, Volume 49, Issue 1, pp 53–67

Mycorrhizal weathering: A true case of mineral plant nutrition?

Authors

  • Nico van Breemen
    • Department of Soil Science and GeologyWAU
  • Roger Finlay
    • Department of Forest Mycology and PathologySLU
  • Ulla Lundström
    • Department of Chemistry and Process TechnologyMid Sweden University
  • Antoine G. Jongmans
    • Department of Soil Science and GeologyWAU
  • Reiner Giesler
    • Department of Forest EcologySLU
  • Mats Olsson
    • Department of Forest SoilsSLU
Article

DOI: 10.1023/A:1006256231670

Cite this article as:
van Breemen, N., Finlay, R., Lundström, U. et al. Biogeochemistry (2000) 49: 53. doi:10.1023/A:1006256231670

Abstract

Weatherable minerals in all podzol surface soils andshallow granitic rock under European coniferousforests studied hitherto are criss-crossed bynumerous open, tubular pores, 3–10 µm in width. Wehypothesize that these pores were formed bycomplex-forming, low-molecular weight organic acidsexuded by or formed in association with mycorrhizalfungi. It is well known that ectomycorrhizal myceliumrepresents a greatly extended, and better distributed,surface area for the absorption of nutrients. However, there have been few investigations of how thewhereabouts of individual hypha affect nutrientuptake. The results presented here provide directevidence that the mycelium is able to penetrate, andmost probably create, microsites which areinaccessible to plant roots and isolated from bulksoil solution phenomena. Dissolved products could betranslocated to the host plant roots, bypassing thesoil solution with often toxic concentration ofAl3+ from acid rain, and bypassing competitionfor nutrient uptake by other organisms. Furthermore,there is strong evidence that ``rock-eating''mycorrhizal fungi play a role in the formation ofpodzol E horizons. The partly speculativeinterpretations presented here challenge conventionalideas about (1) the importance of nutrient uptakefrom the bulk soil solution (2) criteria for criticalloads of acid atmospheric deposition for forests, and(3) the process of podzolization.

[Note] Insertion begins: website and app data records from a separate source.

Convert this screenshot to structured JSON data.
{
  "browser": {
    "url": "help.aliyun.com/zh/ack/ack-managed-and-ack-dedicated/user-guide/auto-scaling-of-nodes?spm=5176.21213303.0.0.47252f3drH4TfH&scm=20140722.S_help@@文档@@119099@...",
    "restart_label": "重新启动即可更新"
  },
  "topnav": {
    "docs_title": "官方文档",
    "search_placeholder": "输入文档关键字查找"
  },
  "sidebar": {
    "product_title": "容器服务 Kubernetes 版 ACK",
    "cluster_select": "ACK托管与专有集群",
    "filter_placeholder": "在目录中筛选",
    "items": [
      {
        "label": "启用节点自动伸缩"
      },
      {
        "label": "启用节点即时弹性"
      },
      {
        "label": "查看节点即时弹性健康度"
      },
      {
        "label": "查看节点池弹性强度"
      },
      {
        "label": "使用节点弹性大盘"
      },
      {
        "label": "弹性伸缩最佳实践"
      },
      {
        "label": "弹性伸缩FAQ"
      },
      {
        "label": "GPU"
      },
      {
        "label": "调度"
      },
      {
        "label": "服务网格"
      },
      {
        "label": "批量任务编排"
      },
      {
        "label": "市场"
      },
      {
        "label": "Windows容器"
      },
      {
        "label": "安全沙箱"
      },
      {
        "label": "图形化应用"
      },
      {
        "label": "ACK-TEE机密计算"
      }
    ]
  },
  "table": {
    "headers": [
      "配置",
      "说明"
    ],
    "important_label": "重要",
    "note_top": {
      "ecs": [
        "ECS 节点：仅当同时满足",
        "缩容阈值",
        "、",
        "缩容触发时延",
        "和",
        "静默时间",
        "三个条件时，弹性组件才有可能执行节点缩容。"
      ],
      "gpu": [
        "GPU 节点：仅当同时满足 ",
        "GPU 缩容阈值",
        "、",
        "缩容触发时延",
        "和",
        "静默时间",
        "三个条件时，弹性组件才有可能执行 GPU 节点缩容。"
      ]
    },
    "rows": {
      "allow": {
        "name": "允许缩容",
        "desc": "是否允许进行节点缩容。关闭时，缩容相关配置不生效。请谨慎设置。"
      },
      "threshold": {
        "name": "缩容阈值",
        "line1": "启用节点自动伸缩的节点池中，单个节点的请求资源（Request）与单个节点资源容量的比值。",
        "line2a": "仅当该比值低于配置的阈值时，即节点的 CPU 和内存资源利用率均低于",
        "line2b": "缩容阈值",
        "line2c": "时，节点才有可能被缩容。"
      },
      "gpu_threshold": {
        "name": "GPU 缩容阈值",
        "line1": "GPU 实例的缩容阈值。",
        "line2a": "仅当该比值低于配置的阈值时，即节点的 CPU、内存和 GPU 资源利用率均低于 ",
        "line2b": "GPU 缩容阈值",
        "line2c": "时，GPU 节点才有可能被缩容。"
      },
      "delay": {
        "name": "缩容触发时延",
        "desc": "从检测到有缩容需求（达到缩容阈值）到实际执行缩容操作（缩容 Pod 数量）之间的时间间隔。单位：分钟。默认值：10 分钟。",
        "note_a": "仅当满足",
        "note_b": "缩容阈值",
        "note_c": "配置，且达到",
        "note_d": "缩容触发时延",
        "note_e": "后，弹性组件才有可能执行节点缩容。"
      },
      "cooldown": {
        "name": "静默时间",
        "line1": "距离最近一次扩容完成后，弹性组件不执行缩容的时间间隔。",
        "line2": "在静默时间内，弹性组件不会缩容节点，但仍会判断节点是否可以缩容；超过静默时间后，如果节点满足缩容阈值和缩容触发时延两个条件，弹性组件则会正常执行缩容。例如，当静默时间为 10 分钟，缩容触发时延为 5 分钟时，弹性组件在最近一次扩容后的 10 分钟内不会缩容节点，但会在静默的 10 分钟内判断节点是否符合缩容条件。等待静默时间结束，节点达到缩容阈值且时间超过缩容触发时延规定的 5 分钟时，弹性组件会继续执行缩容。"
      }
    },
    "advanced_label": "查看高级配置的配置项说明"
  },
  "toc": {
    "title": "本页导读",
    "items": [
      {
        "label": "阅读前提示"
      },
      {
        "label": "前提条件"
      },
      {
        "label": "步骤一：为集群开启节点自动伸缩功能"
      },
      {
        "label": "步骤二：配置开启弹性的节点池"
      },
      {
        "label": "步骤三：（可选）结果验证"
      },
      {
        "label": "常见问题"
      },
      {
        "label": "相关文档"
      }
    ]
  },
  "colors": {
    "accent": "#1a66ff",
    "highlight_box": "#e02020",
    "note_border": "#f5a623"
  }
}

acidificationAl3+ toxicityconiferous treesectomycorrhizamicrobiological weatheringpodzolization

Copyright information

© Kluwer Academic Publishers 2000